What is needed:
Write the records out again exactly, but without pictures.

Page and application data records
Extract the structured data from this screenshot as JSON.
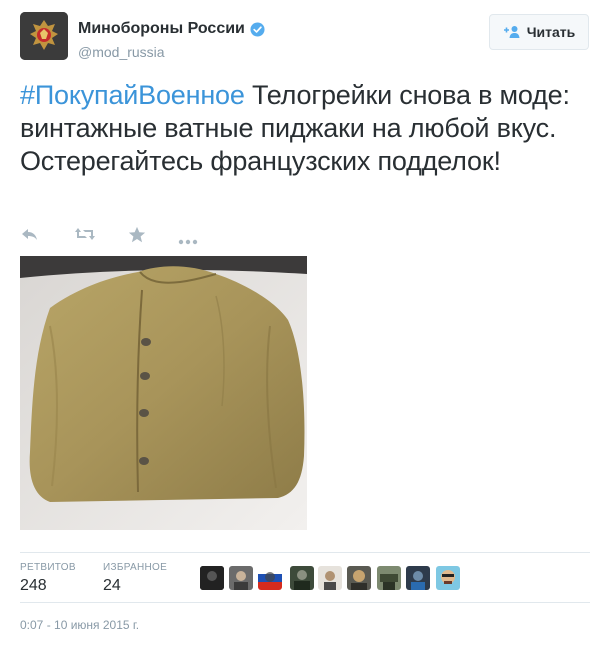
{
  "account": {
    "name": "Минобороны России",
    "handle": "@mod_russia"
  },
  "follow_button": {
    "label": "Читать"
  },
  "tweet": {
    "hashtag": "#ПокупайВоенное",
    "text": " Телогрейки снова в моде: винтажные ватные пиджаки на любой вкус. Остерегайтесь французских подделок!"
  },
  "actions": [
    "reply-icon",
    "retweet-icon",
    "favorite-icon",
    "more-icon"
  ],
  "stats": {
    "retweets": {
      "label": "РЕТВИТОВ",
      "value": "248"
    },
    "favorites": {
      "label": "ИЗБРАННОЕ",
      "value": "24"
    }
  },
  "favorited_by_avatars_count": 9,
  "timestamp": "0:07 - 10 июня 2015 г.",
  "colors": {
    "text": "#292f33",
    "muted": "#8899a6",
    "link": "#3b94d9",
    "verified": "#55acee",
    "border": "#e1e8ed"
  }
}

Solved problem:
Extract the structured data from this screenshot as JSON.
{
  "account": {
    "name": "Минобороны России",
    "handle": "@mod_russia"
  },
  "follow_button": {
    "label": "Читать"
  },
  "tweet": {
    "hashtag": "#ПокупайВоенное",
    "text": " Телогрейки снова в моде: винтажные ватные пиджаки на любой вкус. Остерегайтесь французских подделок!"
  },
  "actions": [
    "reply-icon",
    "retweet-icon",
    "favorite-icon",
    "more-icon"
  ],
  "stats": {
    "retweets": {
      "label": "РЕТВИТОВ",
      "value": "248"
    },
    "favorites": {
      "label": "ИЗБРАННОЕ",
      "value": "24"
    }
  },
  "favorited_by_avatars_count": 9,
  "timestamp": "0:07 - 10 июня 2015 г.",
  "colors": {
    "text": "#292f33",
    "muted": "#8899a6",
    "link": "#3b94d9",
    "verified": "#55acee",
    "border": "#e1e8ed"
  }
}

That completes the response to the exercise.